East Asia’s booming economies have for years been the envy of the world, but a shortfall in one crucial area—babies—threatens to render yesterday’s tigers toothless. Some of the world’s lowest birth rates look set to slash labor forces in Singapore, South Korea and Taiwan, where fewer workers will support more retirees and their ballooning healthcare and pension costs.
Shuffling along in the vanguard of ageing Asia is Japan, whose population started slowly shrinking three years ago and where almost a quarter of people are over 65 while children make up just 13 percent.
On current trends, Japan’s population of 127 million will by 2055 shrivel to 90 million, its level when it kicked off its post-war boom in 1955, warns the National Institute of Population and Social Security Research.
Asian population giant China may still be near its prime, with armies of young rural workers flocking to its factories. But, thanks to the 30-year-old one-child policy, its demographic time bomb is also ticking.
“Over the past 50 years, economic and social modernization in Asia has been accompanied by a remarkable drop in birth rates,” the Hawaii-based think-tank the East-West Center says in a new research paper.
“Gains in education, employment and living standards, combined with dramatic breakthroughs in health and family-planning technology, have led to lower fertility in every country of the region.”
Falling fertility rates are a common trend for societies as they grow richer, and many European nations are also below the level needed to keep a population stable—about 2.1 children per woman over her lifetime.
While in traditional rural societies children tend to take over the farm and care for their elderly parents, in modern, urban societies, many couples, with better access to birth control, see offspring as an unaffordable luxury.
China now has 1.6 births a woman, Singapore has 1.2 and South Korea has slightly fewer than 1.1. Taiwan has just 1.03 births a woman.
One way to counter declining populations is to allow more immigration—but governments from Singapore to Tokyo have been reluctant to do so.
At the same time Singaporeans, who have turned their city-state into an Asian hub of commerce and service industries, have long been famously disinclined to procreate.
The government has for years put on match-making events for university graduates on the assumption that Singapore’s best and brightest could be coaxed into producing a generation of brainy offspring.

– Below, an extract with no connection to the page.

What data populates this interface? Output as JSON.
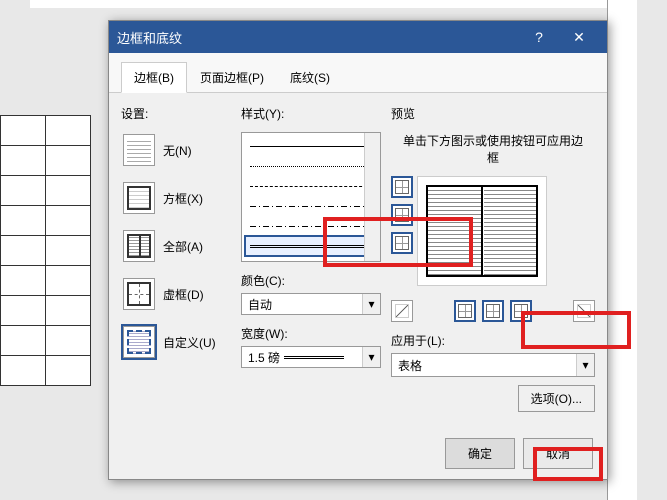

While that model in social engineering has failed to bring a baby boom, bureaucrats across the region have sought to tweak policies and tax codes to get more couples in the mood, but seldom with great success.
At the core of the problem, say analysts, have been gender attitudes steeped in Confucian traditions—with men still expecting their wives to handle the childcare and household chores that may not top a modern woman’s wishlist.

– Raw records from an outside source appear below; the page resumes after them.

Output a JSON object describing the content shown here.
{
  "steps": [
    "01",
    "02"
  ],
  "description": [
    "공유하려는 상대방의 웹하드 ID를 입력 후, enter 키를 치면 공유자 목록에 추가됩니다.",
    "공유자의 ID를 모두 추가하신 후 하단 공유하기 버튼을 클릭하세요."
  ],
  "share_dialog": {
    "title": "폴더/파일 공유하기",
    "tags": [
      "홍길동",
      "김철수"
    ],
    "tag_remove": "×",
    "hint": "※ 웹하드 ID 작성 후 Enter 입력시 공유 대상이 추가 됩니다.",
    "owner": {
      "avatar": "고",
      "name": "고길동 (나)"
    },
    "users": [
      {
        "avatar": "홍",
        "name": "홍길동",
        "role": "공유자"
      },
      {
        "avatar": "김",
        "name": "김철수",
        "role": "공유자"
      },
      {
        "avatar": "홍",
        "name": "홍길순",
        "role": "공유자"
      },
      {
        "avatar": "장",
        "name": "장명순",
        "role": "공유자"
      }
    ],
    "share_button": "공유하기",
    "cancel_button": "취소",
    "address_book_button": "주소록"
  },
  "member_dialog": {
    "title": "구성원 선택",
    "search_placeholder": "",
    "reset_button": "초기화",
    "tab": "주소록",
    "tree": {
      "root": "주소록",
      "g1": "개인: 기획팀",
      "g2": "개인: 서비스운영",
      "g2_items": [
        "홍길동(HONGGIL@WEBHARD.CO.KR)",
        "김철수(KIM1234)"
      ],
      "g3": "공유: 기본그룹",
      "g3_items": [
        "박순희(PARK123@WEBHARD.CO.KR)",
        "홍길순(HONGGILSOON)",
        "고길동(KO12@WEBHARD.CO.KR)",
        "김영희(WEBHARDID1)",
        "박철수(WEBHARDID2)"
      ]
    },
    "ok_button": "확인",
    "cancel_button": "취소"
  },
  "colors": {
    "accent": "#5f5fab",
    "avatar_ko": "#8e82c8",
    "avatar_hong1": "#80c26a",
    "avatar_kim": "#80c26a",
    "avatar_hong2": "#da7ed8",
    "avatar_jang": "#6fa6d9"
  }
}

Kim Hye-Young, researcher at the Korea Women’s Development Institute, said: “The big problem is that South Korean women, compared to men, have too much to lose when getting married in this system.

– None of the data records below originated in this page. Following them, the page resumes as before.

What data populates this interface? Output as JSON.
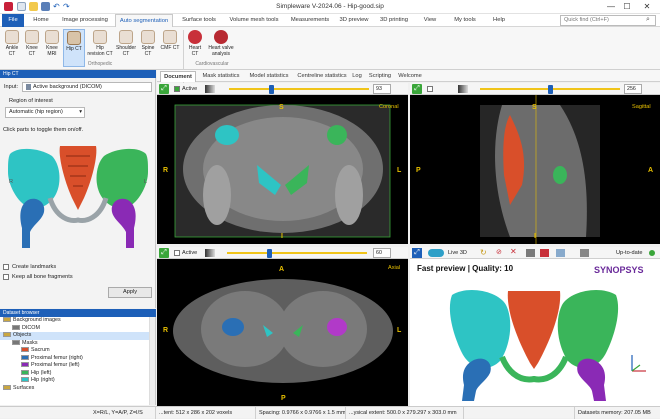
{
  "app": {
    "title": "Simpleware V-2024.06 - Hip-good.sip"
  },
  "window": {
    "minimize": "—",
    "maximize": "☐",
    "close": "✕"
  },
  "ribbon_tabs": [
    "File",
    "Home",
    "Image processing",
    "Auto segmentation",
    "Surface tools",
    "Volume mesh tools",
    "Measurements",
    "3D preview",
    "3D printing",
    "View",
    "My tools",
    "Help"
  ],
  "search": {
    "placeholder": "Quick find (Ctrl+F)"
  },
  "ribbon": {
    "orthopedic_buttons": [
      "Ankle CT",
      "Knee CT",
      "Knee MRI",
      "Hip CT",
      "Hip revision CT",
      "Shoulder CT",
      "Spine CT",
      "CMF CT"
    ],
    "cardio_buttons": [
      "Heart CT",
      "Heart valve analysis"
    ],
    "group_orthopedic": "Orthopedic",
    "group_cardio": "Cardiovascular"
  },
  "left_panel": {
    "header": "Hip CT",
    "input_label": "Input:",
    "input_value": "Active background (DICOM)",
    "roi_label": "Region of interest",
    "roi_value": "Automatic (hip region)",
    "instruction": "Click parts to toggle them on/off.",
    "side_r": "R",
    "side_l": "L",
    "create_landmarks": "Create landmarks",
    "keep_fragments": "Keep all bone fragments",
    "apply": "Apply"
  },
  "dataset_browser": {
    "header": "Dataset browser",
    "items": [
      {
        "label": "Background images",
        "level": 0,
        "color": "#c9a640"
      },
      {
        "label": "DICOM",
        "level": 1,
        "color": "#777777"
      },
      {
        "label": "Objects",
        "level": 0,
        "color": "#c9a640",
        "selected": true
      },
      {
        "label": "Masks",
        "level": 1,
        "color": "#777777"
      },
      {
        "label": "Sacrum",
        "level": 2,
        "color": "#d94f2a"
      },
      {
        "label": "Proximal femur (right)",
        "level": 2,
        "color": "#2a6fb5"
      },
      {
        "label": "Proximal femur (left)",
        "level": 2,
        "color": "#8a2ab5"
      },
      {
        "label": "Hip (left)",
        "level": 2,
        "color": "#3ab55a"
      },
      {
        "label": "Hip (right)",
        "level": 2,
        "color": "#2ec4c4"
      },
      {
        "label": "Surfaces",
        "level": 0,
        "color": "#c9a640"
      }
    ]
  },
  "doc_tabs": [
    "Document",
    "Mask statistics",
    "Model statistics",
    "Centreline statistics",
    "Log",
    "Scripting",
    "Welcome"
  ],
  "views": {
    "coronal": {
      "name": "Coronal",
      "active_label": "Active",
      "slice": "93",
      "top": "S",
      "bottom": "I",
      "left": "R",
      "right": "L"
    },
    "sagittal": {
      "name": "Sagittal",
      "slice": "256",
      "top": "S",
      "bottom": "I",
      "left": "P",
      "right": "A"
    },
    "axial": {
      "name": "Axial",
      "active_label": "Active",
      "slice": "60",
      "top": "A",
      "bottom": "P",
      "left": "R",
      "right": "L"
    },
    "preview3d": {
      "live_label": "Live 3D",
      "status": "Up-to-date",
      "title": "Fast preview | Quality: 10",
      "brand": "SYNOPSYS"
    }
  },
  "status_bar": {
    "coords": "X=R/L, Y=A/P, Z=I/S",
    "extent": "...tent: 512 x 286 x 202 voxels",
    "spacing": "Spacing: 0.9766 x 0.9766 x 1.5 mm",
    "physical": "...ysical extent: 500.0 x 279.297 x 303.0 mm",
    "memory": "Datasets memory: 207.05 MB"
  },
  "colors": {
    "accent": "#1d5fb8",
    "active_green": "#3aa63a",
    "slice_yellow": "#e8c000",
    "sacrum": "#d94f2a",
    "hip_left": "#3ab55a",
    "hip_right": "#2ec4c4",
    "femur_right": "#2a6fb5",
    "femur_left": "#8a2ab5"
  },
  "icons": [
    "app-icon",
    "search-icon",
    "maximize-view-icon",
    "active-checkbox-icon",
    "colormap-icon",
    "axis-gizmo-icon",
    "refresh-icon"
  ]
}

“This reality makes marriage, let alone having a child, look like a very unattractive option in South Korea, perhaps far more so than in other countries,” she said.
In Japan, where women remain woefully under-represented in corporate boardrooms, falling pregnant still all too often spells career death.
“Women are voting with their wombs, refraining from having children because the opportunity costs are so high and rigid employment policies make many of them choose between raising a family or pursuing a career,” writes Jeff Kingston, director of Asian Studies at Temple University in Tokyo.
Other factors also play a role, he writes in a new book on contemporary Japan: many young people—unlike their jobs-for-life fathers—now skip between temporary jobs and lack the financial security to start a family.
Compounding the geriatric trend in Japan are long life expectancies—a world-record 86.44 years for women and 79.59 years for men.
This means the social welfare burden is growing for a government that already has a debt-to-GDP ration nearing 200 percent, the rich world’s highest.
The center-left government in power since last year has introduced family friendly policies, from child payments to free school tuition, to ease the burden on parents struggling to raise kids in their cramped apartments.
High-tech Japan has also built robots to help with elderly care, while electronics giants have tapped a huge market for elderly-friendly gadgets, such as mobile phones with extra-large displays and buttons.
In the long run, Japan needs to take fundamental steps to deal with the growing strain of a graying society, warns ratings agency Standard and Poor’s.
“Barring structural changes in old-age related government spending, a rapidly graying society will lift
expenditures,” it warns. “This, in turn, threatens to weaken the sovereign ratings on Japan in the long term.”
Polls in Asia indicate that most people are aware of the threat that silent playgrounds and empty classrooms spell for their graying societies, but remain unlikely to rush to their bedrooms to help avert societal doom.
In Taiwan, a survey of childless workers last month found that 87 percent thought the declining birth rate was a serious problem and two thirds worried the result would be a society unable to look after its elderly.
Still, few said they would start making babies to save their island, according to the survey by human resources service 104 Job Bank. But almost two thirds said they did not intend to have any children in future.
The East-West Center paper concluded that it “seems likely that fertility in East Asian societies will remain low—at least for the foreseeable future—as women make difficult choices between careers and motherhood.” BY FRANK ZELLER AGENCE FRANCE-PRESSE